## What to produce
Go through the data below and report how many lines contain "visible"; the reply holds only that number.

Provided material below:

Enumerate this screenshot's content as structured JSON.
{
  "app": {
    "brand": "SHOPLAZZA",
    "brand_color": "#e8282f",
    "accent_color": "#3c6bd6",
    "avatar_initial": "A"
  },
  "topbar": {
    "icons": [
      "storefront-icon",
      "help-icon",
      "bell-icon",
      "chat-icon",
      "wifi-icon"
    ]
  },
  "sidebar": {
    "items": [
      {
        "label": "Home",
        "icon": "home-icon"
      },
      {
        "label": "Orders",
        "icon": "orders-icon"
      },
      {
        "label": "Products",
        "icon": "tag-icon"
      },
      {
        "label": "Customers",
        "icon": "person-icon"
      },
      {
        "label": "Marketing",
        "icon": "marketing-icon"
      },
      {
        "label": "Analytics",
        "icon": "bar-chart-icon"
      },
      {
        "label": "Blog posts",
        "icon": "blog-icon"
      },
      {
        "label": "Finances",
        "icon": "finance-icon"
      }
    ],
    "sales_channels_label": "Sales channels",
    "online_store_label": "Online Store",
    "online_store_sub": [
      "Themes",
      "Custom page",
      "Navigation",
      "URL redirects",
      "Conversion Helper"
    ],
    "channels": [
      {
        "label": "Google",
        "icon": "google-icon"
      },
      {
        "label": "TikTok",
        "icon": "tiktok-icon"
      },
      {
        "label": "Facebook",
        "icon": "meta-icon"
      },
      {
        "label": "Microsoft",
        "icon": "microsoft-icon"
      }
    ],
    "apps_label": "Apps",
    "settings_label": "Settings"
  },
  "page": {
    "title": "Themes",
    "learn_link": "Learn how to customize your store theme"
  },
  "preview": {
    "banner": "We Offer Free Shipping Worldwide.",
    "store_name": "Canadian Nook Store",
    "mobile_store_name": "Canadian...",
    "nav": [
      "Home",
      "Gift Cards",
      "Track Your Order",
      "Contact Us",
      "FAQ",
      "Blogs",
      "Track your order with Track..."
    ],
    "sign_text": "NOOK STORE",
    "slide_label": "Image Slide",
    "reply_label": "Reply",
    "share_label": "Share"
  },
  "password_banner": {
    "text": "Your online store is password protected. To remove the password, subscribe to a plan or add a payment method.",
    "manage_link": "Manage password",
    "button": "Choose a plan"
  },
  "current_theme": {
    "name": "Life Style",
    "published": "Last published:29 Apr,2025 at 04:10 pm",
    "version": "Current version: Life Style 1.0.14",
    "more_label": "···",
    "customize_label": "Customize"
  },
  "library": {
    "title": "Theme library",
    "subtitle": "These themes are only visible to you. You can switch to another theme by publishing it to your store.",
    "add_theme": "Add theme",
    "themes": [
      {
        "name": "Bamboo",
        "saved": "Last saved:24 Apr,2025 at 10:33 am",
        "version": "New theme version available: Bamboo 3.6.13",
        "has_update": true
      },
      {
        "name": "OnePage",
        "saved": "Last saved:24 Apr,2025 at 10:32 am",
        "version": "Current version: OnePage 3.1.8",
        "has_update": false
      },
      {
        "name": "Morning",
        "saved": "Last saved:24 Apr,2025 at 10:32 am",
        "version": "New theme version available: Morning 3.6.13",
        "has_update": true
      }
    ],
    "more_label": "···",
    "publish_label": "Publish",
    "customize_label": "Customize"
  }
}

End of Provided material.
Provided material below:

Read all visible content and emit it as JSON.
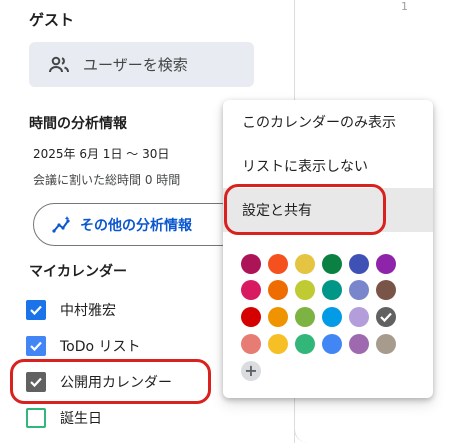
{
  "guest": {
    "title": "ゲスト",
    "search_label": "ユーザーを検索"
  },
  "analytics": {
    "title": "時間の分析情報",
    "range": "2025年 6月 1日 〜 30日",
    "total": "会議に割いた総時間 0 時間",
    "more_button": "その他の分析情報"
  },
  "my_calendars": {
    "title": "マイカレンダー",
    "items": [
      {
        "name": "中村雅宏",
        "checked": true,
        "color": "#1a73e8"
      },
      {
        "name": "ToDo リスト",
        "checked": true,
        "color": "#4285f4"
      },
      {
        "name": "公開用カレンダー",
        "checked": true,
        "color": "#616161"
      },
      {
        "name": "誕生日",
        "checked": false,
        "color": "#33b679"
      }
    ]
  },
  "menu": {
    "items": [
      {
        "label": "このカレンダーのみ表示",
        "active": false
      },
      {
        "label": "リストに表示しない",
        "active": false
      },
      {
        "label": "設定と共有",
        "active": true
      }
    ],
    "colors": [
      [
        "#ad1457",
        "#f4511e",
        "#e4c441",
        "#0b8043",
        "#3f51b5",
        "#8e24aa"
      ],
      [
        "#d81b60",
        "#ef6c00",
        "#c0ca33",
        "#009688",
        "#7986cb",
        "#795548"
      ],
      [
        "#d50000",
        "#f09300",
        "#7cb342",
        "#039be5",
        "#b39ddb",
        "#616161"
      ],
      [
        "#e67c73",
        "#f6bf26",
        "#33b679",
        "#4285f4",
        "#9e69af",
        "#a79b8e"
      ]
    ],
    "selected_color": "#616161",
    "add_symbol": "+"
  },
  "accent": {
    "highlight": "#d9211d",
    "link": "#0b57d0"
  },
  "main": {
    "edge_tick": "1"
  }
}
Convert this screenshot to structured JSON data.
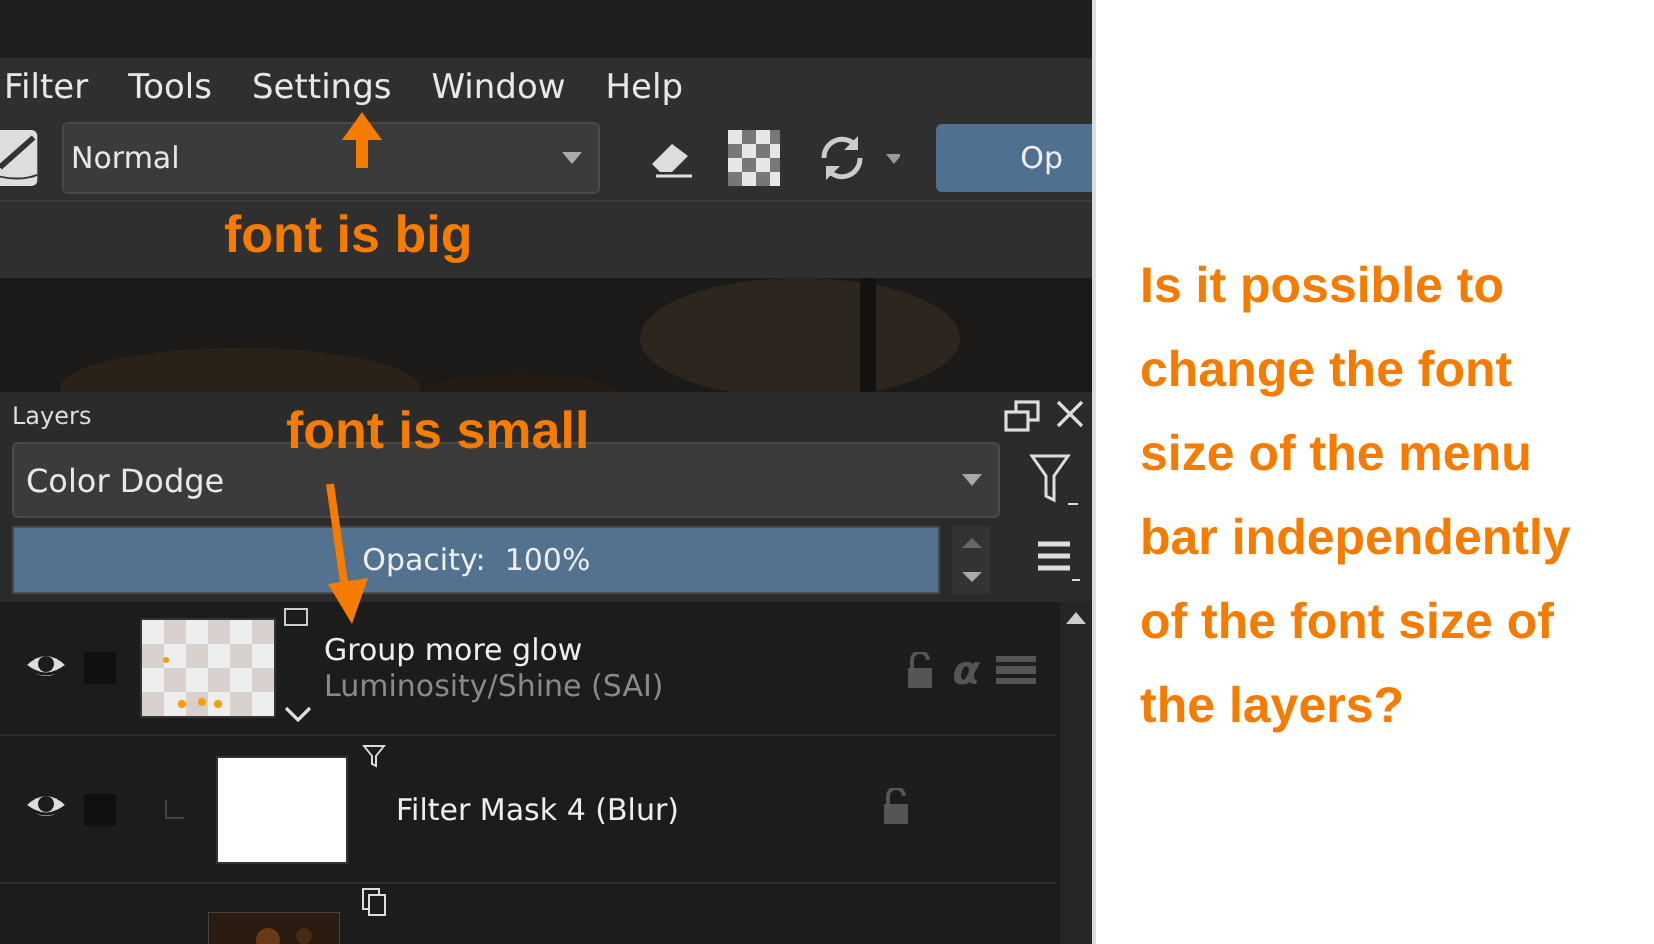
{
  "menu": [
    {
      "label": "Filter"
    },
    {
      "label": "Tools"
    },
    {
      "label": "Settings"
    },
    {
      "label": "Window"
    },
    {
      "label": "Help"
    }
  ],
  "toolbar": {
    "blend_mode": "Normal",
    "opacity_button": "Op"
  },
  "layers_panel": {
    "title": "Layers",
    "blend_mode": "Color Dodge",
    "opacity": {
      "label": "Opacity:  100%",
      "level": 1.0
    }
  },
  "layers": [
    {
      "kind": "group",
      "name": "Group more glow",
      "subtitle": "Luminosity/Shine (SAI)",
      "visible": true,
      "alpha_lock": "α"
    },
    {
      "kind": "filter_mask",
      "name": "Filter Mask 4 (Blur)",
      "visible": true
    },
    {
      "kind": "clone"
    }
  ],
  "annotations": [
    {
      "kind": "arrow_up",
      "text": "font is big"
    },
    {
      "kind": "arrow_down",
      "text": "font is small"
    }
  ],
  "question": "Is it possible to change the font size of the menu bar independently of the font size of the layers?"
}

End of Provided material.

## Answer area
4